So the bottom line, automation is necessary in rural communities if they are to survive. And when you look at employment opportunities vs. available workforce in the majority of these communities it is clear automation will not take jobs, it will change the type of jobs to a higher technical level, and/or assist in smoothing processes where a lack of employees exist. Not assisting manufacturers in automation will result in not just jobs lost in rural areas, but companies lost.

Quit Treating Economic Development Like A Game Show

Economic development projects are not something you win.  Economic development projects are something you first have a community plan for, along with collaboration and engagement with community partners, and then when an opportunity rises you have the economic intelligence to go after what fits your community culture and future, and pass on what does not.

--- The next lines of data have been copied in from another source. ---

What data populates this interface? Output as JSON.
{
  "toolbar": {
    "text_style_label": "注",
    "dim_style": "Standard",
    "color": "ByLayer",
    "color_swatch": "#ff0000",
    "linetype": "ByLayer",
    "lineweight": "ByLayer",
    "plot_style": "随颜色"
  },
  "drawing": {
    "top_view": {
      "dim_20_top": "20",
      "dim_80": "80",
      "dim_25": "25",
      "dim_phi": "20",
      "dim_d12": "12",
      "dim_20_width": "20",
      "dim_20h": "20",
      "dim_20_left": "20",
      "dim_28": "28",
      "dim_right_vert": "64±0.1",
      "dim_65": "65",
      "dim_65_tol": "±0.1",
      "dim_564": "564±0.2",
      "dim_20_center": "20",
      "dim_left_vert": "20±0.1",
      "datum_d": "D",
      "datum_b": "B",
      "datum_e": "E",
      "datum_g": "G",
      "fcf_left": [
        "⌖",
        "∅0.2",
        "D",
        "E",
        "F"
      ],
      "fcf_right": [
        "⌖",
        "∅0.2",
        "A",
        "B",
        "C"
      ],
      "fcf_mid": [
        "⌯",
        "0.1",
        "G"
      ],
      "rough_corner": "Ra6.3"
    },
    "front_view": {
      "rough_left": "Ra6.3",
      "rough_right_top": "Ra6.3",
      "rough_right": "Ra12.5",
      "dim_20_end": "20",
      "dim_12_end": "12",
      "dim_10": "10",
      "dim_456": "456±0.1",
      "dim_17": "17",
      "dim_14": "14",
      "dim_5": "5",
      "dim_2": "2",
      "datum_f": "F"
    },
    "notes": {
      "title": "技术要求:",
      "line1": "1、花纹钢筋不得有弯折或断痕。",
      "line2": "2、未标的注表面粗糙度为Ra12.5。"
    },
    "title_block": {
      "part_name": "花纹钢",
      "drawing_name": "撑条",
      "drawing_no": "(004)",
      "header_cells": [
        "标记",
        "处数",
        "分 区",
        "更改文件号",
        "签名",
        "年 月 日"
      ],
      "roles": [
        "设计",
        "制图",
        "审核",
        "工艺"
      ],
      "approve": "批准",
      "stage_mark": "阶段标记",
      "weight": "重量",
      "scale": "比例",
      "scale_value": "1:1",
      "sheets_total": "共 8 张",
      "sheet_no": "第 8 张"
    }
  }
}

Are you in your community sweet spot for smart growth and quality of life or are you just playing “Let’s Make A Deal”? Here are some indicators…

If your community has never passed on a “lead” your community is doing it wrong.

If you have no policy on what merits incentives and what does not, you are planning to fail.

If leadership is offering incentives as a “free gift with purchase” without running a formula on what the actual company need is, you are wasting taxpayer dollars.

Incentives are great, as is economic development; however, the propensity of human beings to win at all costs is what mucks things up.  And there is your loop back to economic development needing economic intelligence.  Freewheeling a deal is basically putting your taxpayers in second place and some strangers with either real, or possibly magic beans in the number one slot.

There are a lot of abandoned buildings out there that once housed projects communities fought for and incentivized, such as these three in Ohio.  None of us are surprised there are no politicians and glory grabbers standing at this end of the deal.

 

Economic Intelligence, A Must

Without economic intelligence your economic development efforts are basically just bribing companies to come to your community, often at the cost of the community itself.  What is economic intelligence?  It is knowing parameters, trends, competition, community cost per dollar, and community keys involving the greater good over the human propensity to win at all cost.

Economic intelligence in economic development is what makes economic development ethical, rather than a glory grabbing, win at all cost, race to the bottom.  Corporate is great, but putting corporate over the community you are representing is not.

'Remember, it's not a lie if it makes us money.'